▶ [Problem details] The reply should hold every record, copied exactly.

▶ [Data to examine]

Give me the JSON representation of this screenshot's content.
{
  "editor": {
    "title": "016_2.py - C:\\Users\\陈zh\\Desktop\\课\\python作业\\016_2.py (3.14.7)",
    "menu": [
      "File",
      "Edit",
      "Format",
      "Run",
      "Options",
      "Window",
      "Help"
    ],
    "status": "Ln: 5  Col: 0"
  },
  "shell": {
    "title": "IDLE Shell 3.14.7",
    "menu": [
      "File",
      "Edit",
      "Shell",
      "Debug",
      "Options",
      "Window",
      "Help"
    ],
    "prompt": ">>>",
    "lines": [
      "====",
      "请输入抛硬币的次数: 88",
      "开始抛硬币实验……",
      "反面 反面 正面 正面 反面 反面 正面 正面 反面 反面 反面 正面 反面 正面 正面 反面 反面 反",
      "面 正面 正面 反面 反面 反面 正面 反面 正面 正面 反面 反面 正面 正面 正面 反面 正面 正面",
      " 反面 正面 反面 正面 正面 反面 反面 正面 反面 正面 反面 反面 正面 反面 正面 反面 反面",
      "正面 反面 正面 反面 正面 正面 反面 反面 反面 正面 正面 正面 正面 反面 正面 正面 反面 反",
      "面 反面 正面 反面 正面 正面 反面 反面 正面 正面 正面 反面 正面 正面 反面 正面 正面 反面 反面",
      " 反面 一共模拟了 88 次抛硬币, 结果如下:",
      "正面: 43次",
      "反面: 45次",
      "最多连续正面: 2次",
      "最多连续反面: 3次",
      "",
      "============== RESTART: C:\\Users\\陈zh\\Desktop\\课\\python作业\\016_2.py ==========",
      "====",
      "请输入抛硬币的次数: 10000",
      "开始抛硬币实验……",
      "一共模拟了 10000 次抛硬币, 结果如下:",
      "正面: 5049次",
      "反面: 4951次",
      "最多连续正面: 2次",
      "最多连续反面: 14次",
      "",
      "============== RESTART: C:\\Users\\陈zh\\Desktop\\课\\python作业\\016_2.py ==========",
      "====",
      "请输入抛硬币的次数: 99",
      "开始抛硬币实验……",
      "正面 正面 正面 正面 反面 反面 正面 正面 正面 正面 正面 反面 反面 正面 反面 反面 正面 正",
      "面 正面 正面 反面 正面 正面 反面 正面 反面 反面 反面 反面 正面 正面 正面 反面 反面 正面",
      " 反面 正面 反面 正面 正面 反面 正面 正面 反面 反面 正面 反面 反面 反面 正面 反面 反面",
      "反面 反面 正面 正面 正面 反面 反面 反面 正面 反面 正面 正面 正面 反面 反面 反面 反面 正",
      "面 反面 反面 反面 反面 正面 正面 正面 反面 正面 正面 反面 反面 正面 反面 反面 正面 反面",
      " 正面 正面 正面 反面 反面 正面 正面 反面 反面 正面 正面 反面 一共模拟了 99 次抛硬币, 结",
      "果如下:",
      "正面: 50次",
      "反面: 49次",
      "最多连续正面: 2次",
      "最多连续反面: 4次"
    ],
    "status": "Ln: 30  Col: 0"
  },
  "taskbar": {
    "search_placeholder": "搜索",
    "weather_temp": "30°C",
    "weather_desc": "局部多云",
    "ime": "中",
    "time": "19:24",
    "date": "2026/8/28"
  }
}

▶ [Your response]
Give me the JSON representation of this screenshot's content.
{
  "editor": {
    "title": "016_2.py - C:\\Users\\陈zh\\Desktop\\课\\python作业\\016_2.py (3.14.7)",
    "menu": [
      "File",
      "Edit",
      "Format",
      "Run",
      "Options",
      "Window",
      "Help"
    ],
    "status": "Ln: 5  Col: 0"
  },
  "shell": {
    "title": "IDLE Shell 3.14.7",
    "menu": [
      "File",
      "Edit",
      "Shell",
      "Debug",
      "Options",
      "Window",
      "Help"
    ],
    "prompt": ">>>",
    "lines": [
      "====",
      "请输入抛硬币的次数: 88",
      "开始抛硬币实验……",
      "反面 反面 正面 正面 反面 反面 正面 正面 反面 反面 反面 正面 反面 正面 正面 反面 反面 反",
      "面 正面 正面 反面 反面 反面 正面 反面 正面 正面 反面 反面 正面 正面 正面 反面 正面 正面",
      " 反面 正面 反面 正面 正面 反面 反面 正面 反面 正面 反面 反面 正面 反面 正面 反面 反面",
      "正面 反面 正面 反面 正面 正面 反面 反面 反面 正面 正面 正面 正面 反面 正面 正面 反面 反",
      "面 反面 正面 反面 正面 正面 反面 反面 正面 正面 正面 反面 正面 正面 反面 正面 正面 反面 反面",
      " 反面 一共模拟了 88 次抛硬币, 结果如下:",
      "正面: 43次",
      "反面: 45次",
      "最多连续正面: 2次",
      "最多连续反面: 3次",
      "",
      "============== RESTART: C:\\Users\\陈zh\\Desktop\\课\\python作业\\016_2.py ==========",
      "====",
      "请输入抛硬币的次数: 10000",
      "开始抛硬币实验……",
      "一共模拟了 10000 次抛硬币, 结果如下:",
      "正面: 5049次",
      "反面: 4951次",
      "最多连续正面: 2次",
      "最多连续反面: 14次",
      "",
      "============== RESTART: C:\\Users\\陈zh\\Desktop\\课\\python作业\\016_2.py ==========",
      "====",
      "请输入抛硬币的次数: 99",
      "开始抛硬币实验……",
      "正面 正面 正面 正面 反面 反面 正面 正面 正面 正面 正面 反面 反面 正面 反面 反面 正面 正",
      "面 正面 正面 反面 正面 正面 反面 正面 反面 反面 反面 反面 正面 正面 正面 反面 反面 正面",
      " 反面 正面 反面 正面 正面 反面 正面 正面 反面 反面 正面 反面 反面 反面 正面 反面 反面",
      "反面 反面 正面 正面 正面 反面 反面 反面 正面 反面 正面 正面 正面 反面 反面 反面 反面 正",
      "面 反面 反面 反面 反面 正面 正面 正面 反面 正面 正面 反面 反面 正面 反面 反面 正面 反面",
      " 正面 正面 正面 反面 反面 正面 正面 反面 反面 正面 正面 反面 一共模拟了 99 次抛硬币, 结",
      "果如下:",
      "正面: 50次",
      "反面: 49次",
      "最多连续正面: 2次",
      "最多连续反面: 4次"
    ],
    "status": "Ln: 30  Col: 0"
  },
  "taskbar": {
    "search_placeholder": "搜索",
    "weather_temp": "30°C",
    "weather_desc": "局部多云",
    "ime": "中",
    "time": "19:24",
    "date": "2026/8/28"
  }
}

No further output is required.